A slot is a narrow opening, like a keyway in machinery or a slit for coins in a vending machine. The term also refers to a position in a schedule or scheme, such as an evening time slot for a television program.
In a slot machine, a player inserts cash or, in “ticket-in, ticket-out” machines, a paper ticket with a barcode, into a designated slot on the machine and activates it by pressing a button or lever (either physical or on a touchscreen). The reels then spin and stop to rearrange the symbols and, if the symbols match those listed on the paytable, the player earns credits based on the payout table. The paytable is typically displayed above or on the machine and can be accessed by clicking on the “info” or “help” buttons.

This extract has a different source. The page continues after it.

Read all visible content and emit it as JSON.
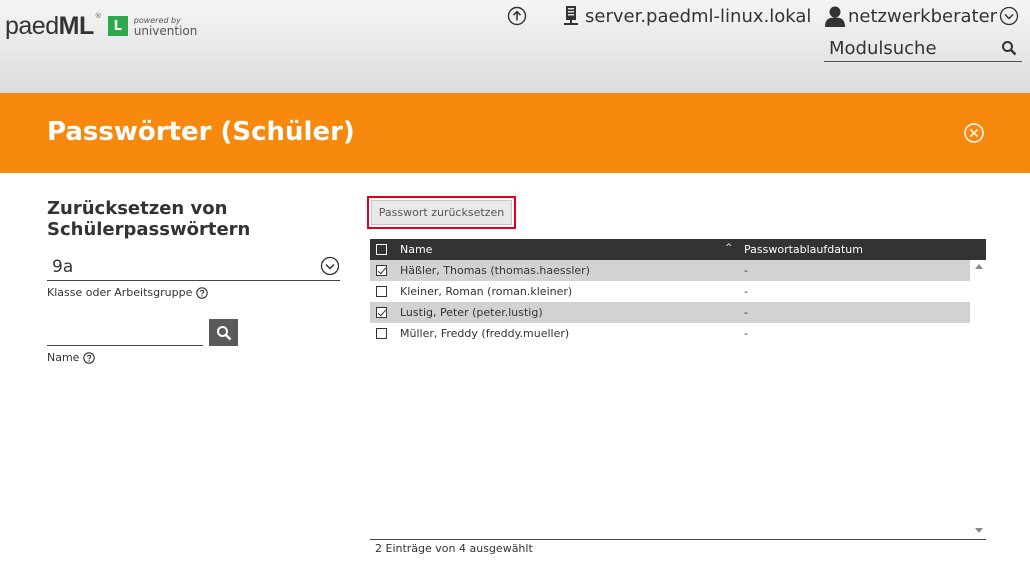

Slots have become increasingly sophisticated and innovative. New games often feature multiple ways to win, high-quality graphics, and exciting bonus events. Some even offer progressive jackpots. In addition, online slots can be played from any computer with an internet connection. Some sites also allow players to practice their skills before depositing real money.

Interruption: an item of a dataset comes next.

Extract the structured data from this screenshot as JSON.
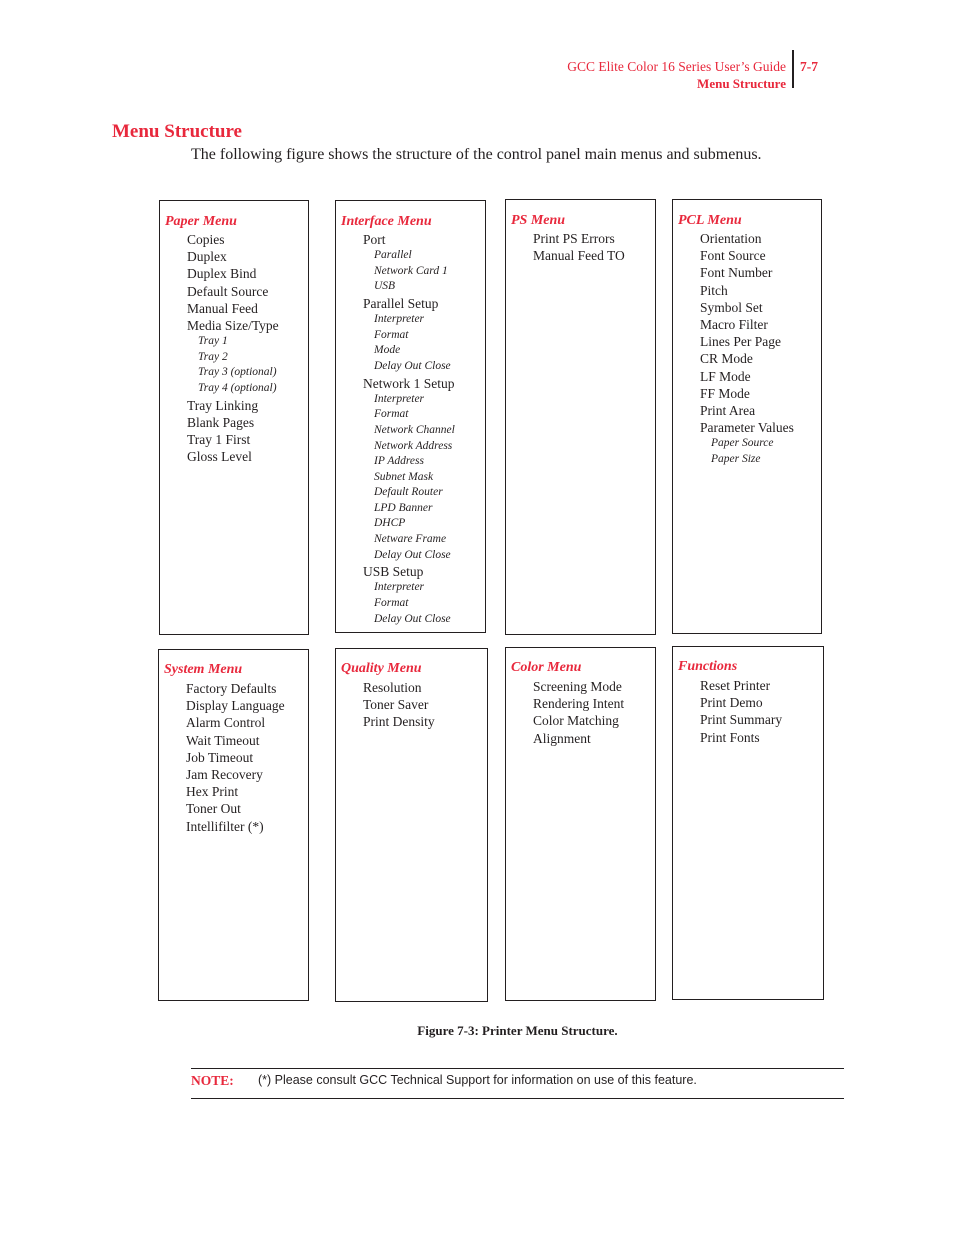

There are some important things to keep in mind when playing a slot. First, you should always check the game’s rules and payout percentages. These can be found in the “info” or “help” sections of each game. Also, try different slot games from unfamiliar providers to see what kind of gaming experience you prefer.
The Slot receiver is a position in American football that is used to stretch the defense by running precise routes. These receivers are usually faster and more agile than their outside wide receiving counterparts. They also need to be very good at reading the defense and making adjustments on the fly.
A slot receiver is typically positioned pre-snap between the last man on the line of scrimmage (either the tight end or offensive tackle) and the outside receiver. This is where the position gets its name, and it allows the offense to run more three wide receiver formations. It’s an important role because it allows the team to get more passing routes and spread the defense out, preventing the opposition from stacking the box against one receiver.
Many states have laws against the ownership of slot machines, or at least require that they be located in establishments that are licensed to offer gambling. Others restrict the types of machines that can be owned, or require that they be of a certain age or type. Some states also limit the number of machines that can be owned by one person or entity. In some cases, this is intended to protect small businesses from competition from large casino chains. However, it can lead to unwieldy regulations and licensing processes that make it difficult for small business owners to operate a slot.